Certain factors may have affected the results of our analyses. Although we sought to minimize the possibility of publication bias by using a comprehensive search strategy, it is possible that this may be present because we did not identify any negative studies. There were differences between studies in terms of population characteristics that might affect BNP levels as well as outcomes, such as left ventricular function, age, gender, medication, renal function, obesity, and hemodynamic stress.5,30–32Adjusted odds ratios were reported by some studies for MACE, but mortality data were not, so we chose to use unadjusted outcome data for our analyses because this was available for all studies. It is possible that confounders may have influenced postoperative outcomes, although the magnitude of this effect is likely to be small because the adjusted and unadjusted OR were very similar where these were reported for individual studies.16,17,21Furthermore, in the absence of specific cutoffs for mortality outcomes, we used cutoffs derived from MACE data. Although these may not be optimal for predicting mortality outcomes, studies that have examined MACE and death found similar cutoffs for both,22,26suggesting that this approach is valid. Finally, the use of study-specific cutoff points introduces bias favoring a positive result, which is reflected in the very low heterogeneity in each analysis. For these reasons, it is difficult to be certain whether a particular BNP or NT-proBNP level actually carries the estimated risk reported in this study. This uncertainty can only be overcome with patient-level data for every study. Nevertheless, there is remarkable consistency between studies, lending credence to the notion that BNP levels are predictive of postoperative mortality and MACE.
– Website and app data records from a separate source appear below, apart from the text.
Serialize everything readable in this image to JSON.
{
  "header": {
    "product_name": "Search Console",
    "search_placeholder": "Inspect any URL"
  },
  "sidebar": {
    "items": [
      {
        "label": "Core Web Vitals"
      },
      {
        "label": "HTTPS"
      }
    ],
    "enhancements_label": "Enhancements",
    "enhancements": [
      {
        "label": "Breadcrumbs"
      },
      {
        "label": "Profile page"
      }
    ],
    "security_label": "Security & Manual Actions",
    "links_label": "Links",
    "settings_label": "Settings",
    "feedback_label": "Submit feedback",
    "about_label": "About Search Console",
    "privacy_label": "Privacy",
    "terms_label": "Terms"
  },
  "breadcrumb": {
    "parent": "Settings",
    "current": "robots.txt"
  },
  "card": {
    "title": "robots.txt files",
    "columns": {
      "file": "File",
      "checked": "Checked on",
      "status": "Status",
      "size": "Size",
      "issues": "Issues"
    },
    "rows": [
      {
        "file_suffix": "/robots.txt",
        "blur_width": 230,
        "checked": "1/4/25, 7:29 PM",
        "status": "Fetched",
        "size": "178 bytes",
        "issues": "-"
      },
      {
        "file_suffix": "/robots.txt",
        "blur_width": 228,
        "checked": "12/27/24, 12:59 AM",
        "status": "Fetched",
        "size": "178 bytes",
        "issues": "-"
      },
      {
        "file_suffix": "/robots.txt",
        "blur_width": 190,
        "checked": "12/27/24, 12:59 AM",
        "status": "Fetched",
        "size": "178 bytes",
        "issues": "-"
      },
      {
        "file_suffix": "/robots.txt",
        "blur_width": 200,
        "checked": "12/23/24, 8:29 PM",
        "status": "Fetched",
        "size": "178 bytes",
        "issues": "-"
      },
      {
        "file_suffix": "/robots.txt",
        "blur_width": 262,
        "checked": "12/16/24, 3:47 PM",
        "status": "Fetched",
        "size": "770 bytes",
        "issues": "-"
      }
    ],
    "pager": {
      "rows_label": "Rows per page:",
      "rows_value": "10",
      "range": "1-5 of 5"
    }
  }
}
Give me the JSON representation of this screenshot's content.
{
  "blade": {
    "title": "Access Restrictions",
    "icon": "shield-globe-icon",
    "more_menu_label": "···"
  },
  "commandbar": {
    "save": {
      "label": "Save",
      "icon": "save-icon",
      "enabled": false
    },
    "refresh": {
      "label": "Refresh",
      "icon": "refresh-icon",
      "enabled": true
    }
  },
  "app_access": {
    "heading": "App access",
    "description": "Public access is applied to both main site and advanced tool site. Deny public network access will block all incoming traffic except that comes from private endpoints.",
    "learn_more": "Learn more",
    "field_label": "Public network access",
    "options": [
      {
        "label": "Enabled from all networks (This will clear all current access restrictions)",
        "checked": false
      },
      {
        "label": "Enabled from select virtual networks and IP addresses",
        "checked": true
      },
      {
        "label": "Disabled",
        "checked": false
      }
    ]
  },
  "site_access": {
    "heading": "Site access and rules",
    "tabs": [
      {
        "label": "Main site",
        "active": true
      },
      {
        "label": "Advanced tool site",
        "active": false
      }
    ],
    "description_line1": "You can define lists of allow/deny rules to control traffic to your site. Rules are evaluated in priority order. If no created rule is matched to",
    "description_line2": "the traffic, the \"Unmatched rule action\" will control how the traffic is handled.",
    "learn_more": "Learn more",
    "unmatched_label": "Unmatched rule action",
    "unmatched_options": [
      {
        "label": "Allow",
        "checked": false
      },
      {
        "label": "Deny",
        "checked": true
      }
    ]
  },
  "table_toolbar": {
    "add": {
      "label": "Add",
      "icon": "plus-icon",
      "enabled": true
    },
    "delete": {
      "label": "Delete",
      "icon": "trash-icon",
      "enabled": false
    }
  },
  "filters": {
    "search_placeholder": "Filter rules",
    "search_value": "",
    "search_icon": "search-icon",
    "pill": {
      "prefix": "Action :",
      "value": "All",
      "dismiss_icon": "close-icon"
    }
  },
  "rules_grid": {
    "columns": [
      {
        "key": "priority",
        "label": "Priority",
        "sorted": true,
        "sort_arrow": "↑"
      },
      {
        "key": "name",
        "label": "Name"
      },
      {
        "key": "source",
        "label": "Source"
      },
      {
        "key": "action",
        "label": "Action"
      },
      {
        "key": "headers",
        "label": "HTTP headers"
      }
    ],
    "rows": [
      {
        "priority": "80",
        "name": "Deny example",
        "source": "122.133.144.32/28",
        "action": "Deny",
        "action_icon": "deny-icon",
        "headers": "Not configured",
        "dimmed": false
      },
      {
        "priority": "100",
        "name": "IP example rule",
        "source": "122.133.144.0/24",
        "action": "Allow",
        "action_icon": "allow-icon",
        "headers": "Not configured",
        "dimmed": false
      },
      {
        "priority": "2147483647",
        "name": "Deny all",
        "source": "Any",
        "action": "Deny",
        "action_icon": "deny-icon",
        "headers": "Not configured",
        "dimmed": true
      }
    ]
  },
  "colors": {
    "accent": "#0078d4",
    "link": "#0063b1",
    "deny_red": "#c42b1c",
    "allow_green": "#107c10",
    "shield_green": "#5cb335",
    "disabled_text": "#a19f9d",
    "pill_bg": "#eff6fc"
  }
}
In conclusion, preoperative plasma brain natriuretic pepide elevation identifies a subgroup of patients at high risk of death and MACE from major noncardiac surgery; as such, it has promise as a preoperative risk stratification tool. Current data are insufficient to define the exact role of BNP and NT-proBNP testing in preoperative patients, and large adequately powered prospective studies are required to clarify the best assay, the optimal cutoff, and the incremental value compared to standard preoperative assessment tools.